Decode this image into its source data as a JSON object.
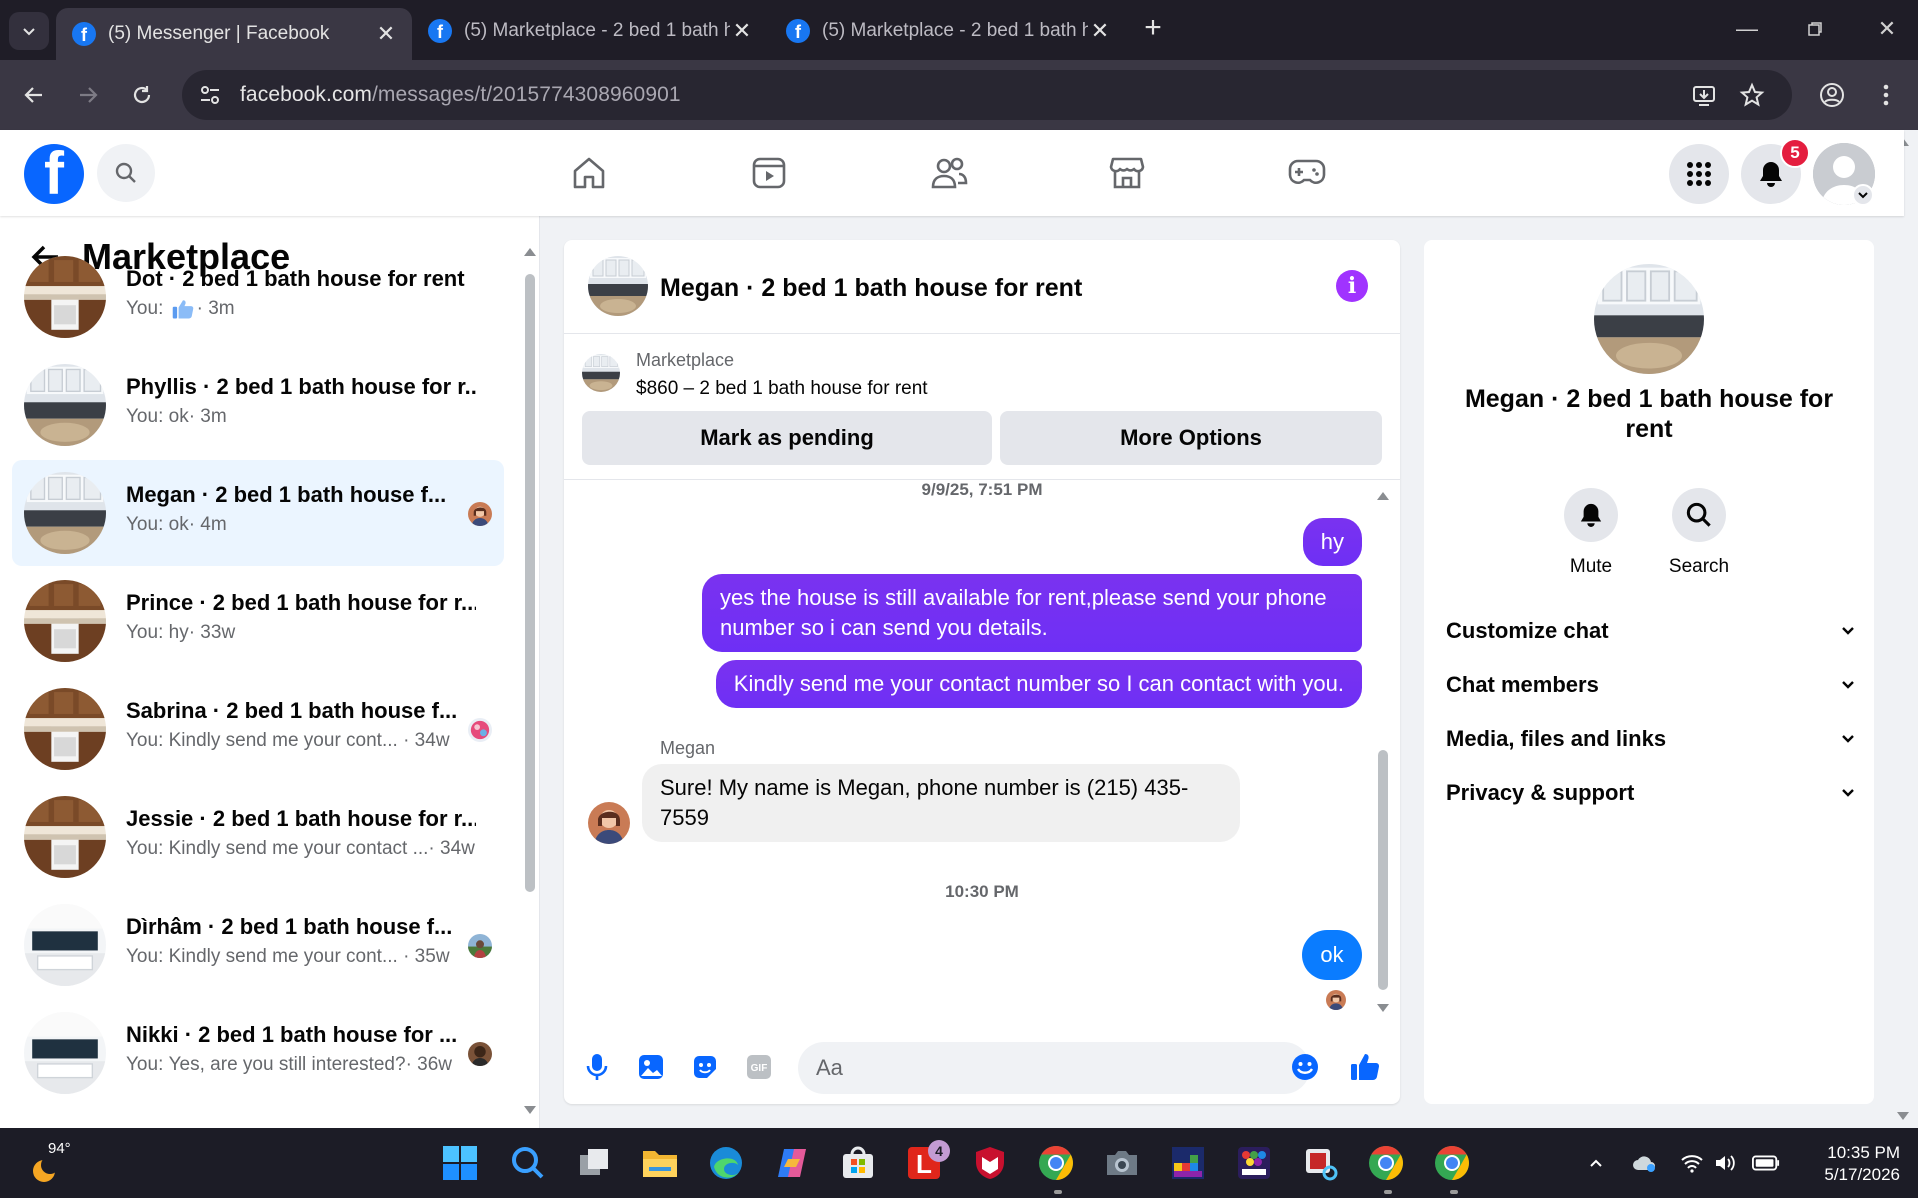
{
  "browser": {
    "tabs": [
      {
        "title": "(5) Messenger | Facebook",
        "active": true
      },
      {
        "title": "(5) Marketplace - 2 bed 1 bath h",
        "active": false
      },
      {
        "title": "(5) Marketplace - 2 bed 1 bath h",
        "active": false
      }
    ],
    "url_domain": "facebook.com",
    "url_path": "/messages/t/2015774308960901"
  },
  "fb": {
    "notification_count": "5"
  },
  "left": {
    "title": "Marketplace",
    "conversations": [
      {
        "name": "Dot · 2 bed 1 bath house for rent",
        "sub_prefix": "You: ",
        "sub_text": "",
        "like": true,
        "time": "· 3m",
        "selected": false,
        "photo": "kitchen-wood",
        "mini": ""
      },
      {
        "name": "Phyllis · 2 bed 1 bath house for r...",
        "sub_prefix": "You: ",
        "sub_text": "ok",
        "like": false,
        "time": "· 3m",
        "selected": false,
        "photo": "kitchen-white",
        "mini": ""
      },
      {
        "name": "Megan · 2 bed 1 bath house f...",
        "sub_prefix": "You: ",
        "sub_text": "ok",
        "like": false,
        "time": "· 4m",
        "selected": true,
        "photo": "kitchen-white",
        "mini": "woman"
      },
      {
        "name": "Prince · 2 bed 1 bath house for r...",
        "sub_prefix": "You: ",
        "sub_text": "hy",
        "like": false,
        "time": "· 33w",
        "selected": false,
        "photo": "kitchen-wood",
        "mini": ""
      },
      {
        "name": "Sabrina · 2 bed 1 bath house f...",
        "sub_prefix": "You: ",
        "sub_text": "Kindly send me your cont...",
        "like": false,
        "time": " · 34w",
        "selected": false,
        "photo": "kitchen-wood",
        "mini": "pink"
      },
      {
        "name": "Jessie · 2 bed 1 bath house for r...",
        "sub_prefix": "You: ",
        "sub_text": "Kindly send me your contact ...",
        "like": false,
        "time": "· 34w",
        "selected": false,
        "photo": "kitchen-wood",
        "mini": ""
      },
      {
        "name": "Dìrhâm · 2 bed 1 bath house f...",
        "sub_prefix": "You: ",
        "sub_text": "Kindly send me your cont...",
        "like": false,
        "time": " · 35w",
        "selected": false,
        "photo": "kitchen-dark",
        "mini": "outdoor"
      },
      {
        "name": "Nikki · 2 bed 1 bath house for ...",
        "sub_prefix": "You: ",
        "sub_text": "Yes, are you still interested?",
        "like": false,
        "time": "· 36w",
        "selected": false,
        "photo": "kitchen-dark",
        "mini": "man"
      }
    ]
  },
  "chat": {
    "title": "Megan · 2 bed 1 bath house for rent",
    "marketplace_label": "Marketplace",
    "listing": "$860 – 2 bed 1 bath house for rent",
    "btn_pending": "Mark as pending",
    "btn_more": "More Options",
    "timestamp1": "9/9/25, 7:51 PM",
    "msg_hy": "hy",
    "msg_available": "yes the house is still available for rent,please send your phone number so i can send you details.",
    "msg_kindly": "Kindly send me your contact number so I can contact with you.",
    "sender_name": "Megan",
    "msg_reply": "Sure! My name is Megan, phone number is (215) 435-7559",
    "timestamp2": "10:30 PM",
    "msg_ok": "ok",
    "composer_placeholder": "Aa"
  },
  "right": {
    "title": "Megan · 2 bed 1 bath house for rent",
    "mute": "Mute",
    "search": "Search",
    "rows": [
      "Customize chat",
      "Chat members",
      "Media, files and links",
      "Privacy & support"
    ]
  },
  "taskbar": {
    "temp": "94°",
    "time": "10:35 PM",
    "date": "5/17/2026",
    "badge_l": "4"
  },
  "colors": {
    "fb_blue": "#0866ff",
    "my_bubble": "#7a32f0",
    "badge_red": "#e41e3f"
  }
}
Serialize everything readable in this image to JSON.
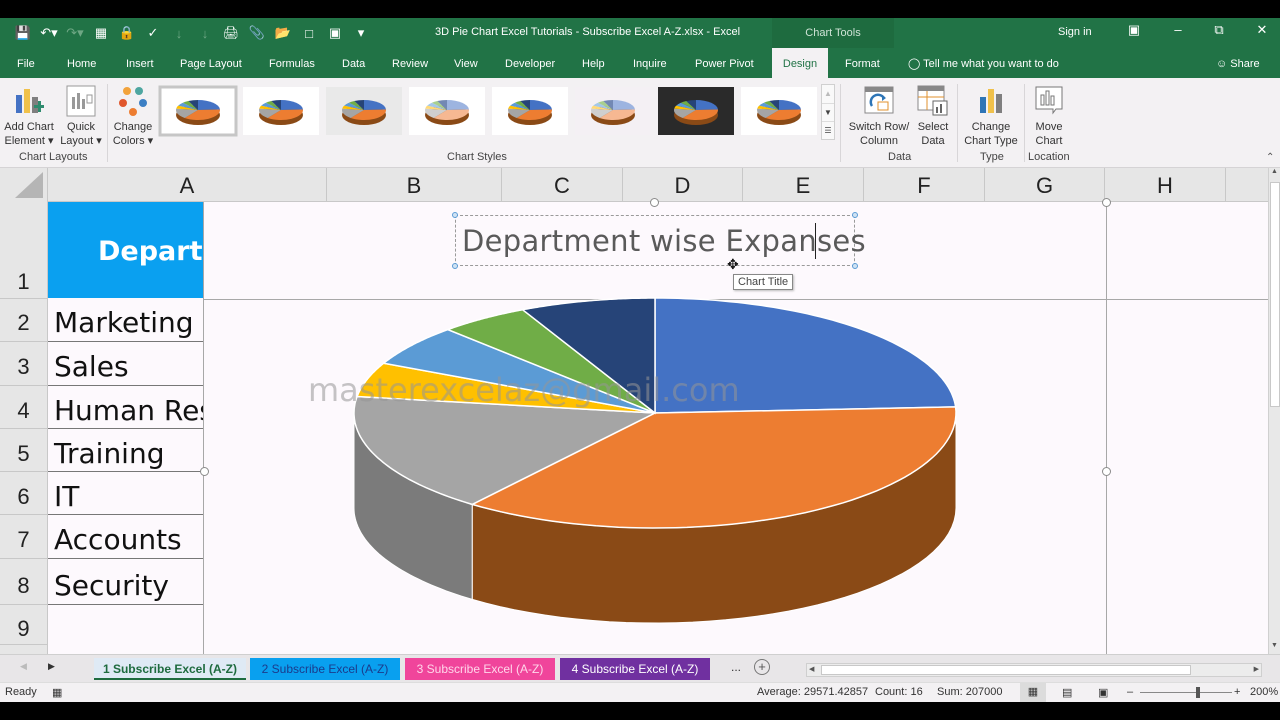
{
  "window": {
    "title": "3D Pie Chart Excel Tutorials - Subscribe Excel A-Z.xlsx  -  Excel",
    "context_group": "Chart Tools",
    "sign_in": "Sign in"
  },
  "qat": {
    "icons": [
      "save-icon",
      "undo-icon",
      "redo-icon",
      "protect-sheet-icon",
      "lock-icon",
      "spelling-icon",
      "sort-ascending-icon",
      "sort-descending-icon",
      "print-preview-icon",
      "attach-icon",
      "open-folder-icon",
      "new-file-icon",
      "window-icon",
      "customize-qat-icon"
    ]
  },
  "ribbon_tabs": [
    "File",
    "Home",
    "Insert",
    "Page Layout",
    "Formulas",
    "Data",
    "Review",
    "View",
    "Developer",
    "Help",
    "Inquire",
    "Power Pivot",
    "Design",
    "Format"
  ],
  "active_tab": "Design",
  "tell_me": "Tell me what you want to do",
  "share": "Share",
  "ribbon": {
    "add_chart_element": [
      "Add Chart",
      "Element ▾"
    ],
    "quick_layout": [
      "Quick",
      "Layout ▾"
    ],
    "change_colors": [
      "Change",
      "Colors ▾"
    ],
    "chart_layouts_label": "Chart Layouts",
    "chart_styles_label": "Chart Styles",
    "switch_row_column": [
      "Switch Row/",
      "Column"
    ],
    "select_data": [
      "Select",
      "Data"
    ],
    "data_label": "Data",
    "change_chart_type": [
      "Change",
      "Chart Type"
    ],
    "type_label": "Type",
    "move_chart": [
      "Move",
      "Chart"
    ],
    "location_label": "Location"
  },
  "columns": [
    "A",
    "B",
    "C",
    "D",
    "E",
    "F",
    "G",
    "H"
  ],
  "rows": [
    "1",
    "2",
    "3",
    "4",
    "5",
    "6",
    "7",
    "8",
    "9"
  ],
  "cells": {
    "A1": "Department",
    "A2": "Marketing",
    "A3": "Sales",
    "A4": "Human Resources",
    "A5": "Training",
    "A6": "IT",
    "A7": "Accounts",
    "A8": "Security"
  },
  "chart": {
    "title": "Department wise Expanses",
    "tooltip": "Chart Title",
    "watermark": "masterexcelaz@gmail.com"
  },
  "chart_data": {
    "type": "pie",
    "variant": "3d-pie",
    "title": "Department wise Expanses",
    "categories": [
      "Marketing",
      "Sales",
      "Human Resources",
      "Training",
      "IT",
      "Accounts",
      "Security"
    ],
    "values": [
      50000,
      75000,
      35000,
      10000,
      12000,
      10000,
      15000
    ],
    "colors": [
      "#4472C4",
      "#ED7D31",
      "#A5A5A5",
      "#FFC000",
      "#5B9BD5",
      "#70AD47",
      "#264478"
    ],
    "side_colors": [
      "#2f5597",
      "#8a4a16",
      "#7b7b7b",
      "#b38600",
      "#3e6f9c",
      "#4d7a31",
      "#1a2f55"
    ],
    "start_angle": "12 o'clock, clockwise",
    "legend": "none"
  },
  "sheet_tabs": [
    {
      "label": "1 Subscribe Excel (A-Z)",
      "color": "#dfeaf5",
      "text": "#1e6b3f",
      "active": true
    },
    {
      "label": "2 Subscribe Excel (A-Z)",
      "color": "#09a0ef",
      "text": "#1b3b8c"
    },
    {
      "label": "3 Subscribe Excel (A-Z)",
      "color": "#f0459b",
      "text": "#ffd6ea"
    },
    {
      "label": "4 Subscribe Excel (A-Z)",
      "color": "#7030a0",
      "text": "#ffffff"
    }
  ],
  "more_sheets": "...",
  "status": {
    "ready": "Ready",
    "average": "Average: 29571.42857",
    "count": "Count: 16",
    "sum": "Sum: 207000",
    "zoom": "200%"
  }
}
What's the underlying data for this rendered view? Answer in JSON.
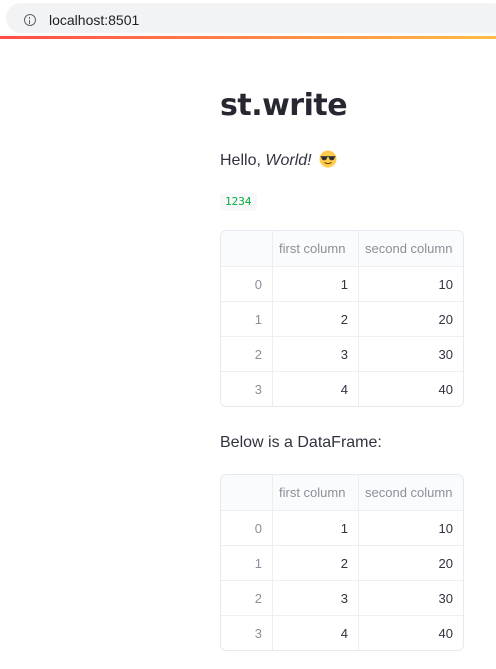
{
  "browser": {
    "url": "localhost:8501"
  },
  "page": {
    "title": "st.write",
    "hello_prefix": "Hello, ",
    "hello_italic": "World!",
    "emoji": "😎",
    "code_value": "1234",
    "below_text": "Below is a DataFrame:"
  },
  "table1": {
    "columns": [
      "",
      "first column",
      "second column"
    ],
    "rows": [
      [
        "0",
        "1",
        "10"
      ],
      [
        "1",
        "2",
        "20"
      ],
      [
        "2",
        "3",
        "30"
      ],
      [
        "3",
        "4",
        "40"
      ]
    ]
  },
  "table2": {
    "columns": [
      "",
      "first column",
      "second column"
    ],
    "rows": [
      [
        "0",
        "1",
        "10"
      ],
      [
        "1",
        "2",
        "20"
      ],
      [
        "2",
        "3",
        "30"
      ],
      [
        "3",
        "4",
        "40"
      ]
    ]
  }
}
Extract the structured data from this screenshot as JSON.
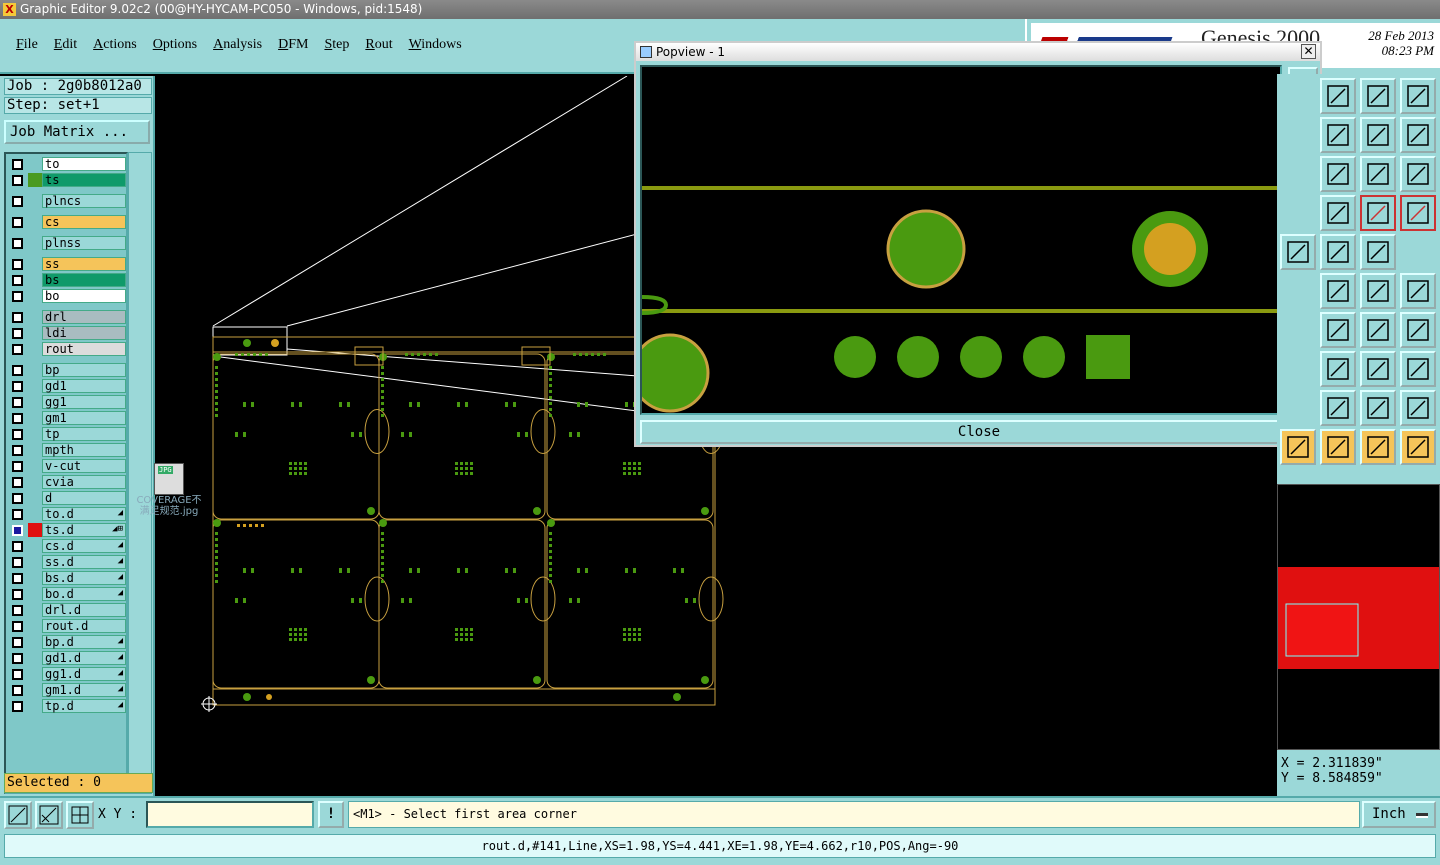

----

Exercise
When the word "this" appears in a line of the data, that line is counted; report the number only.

Answer space
4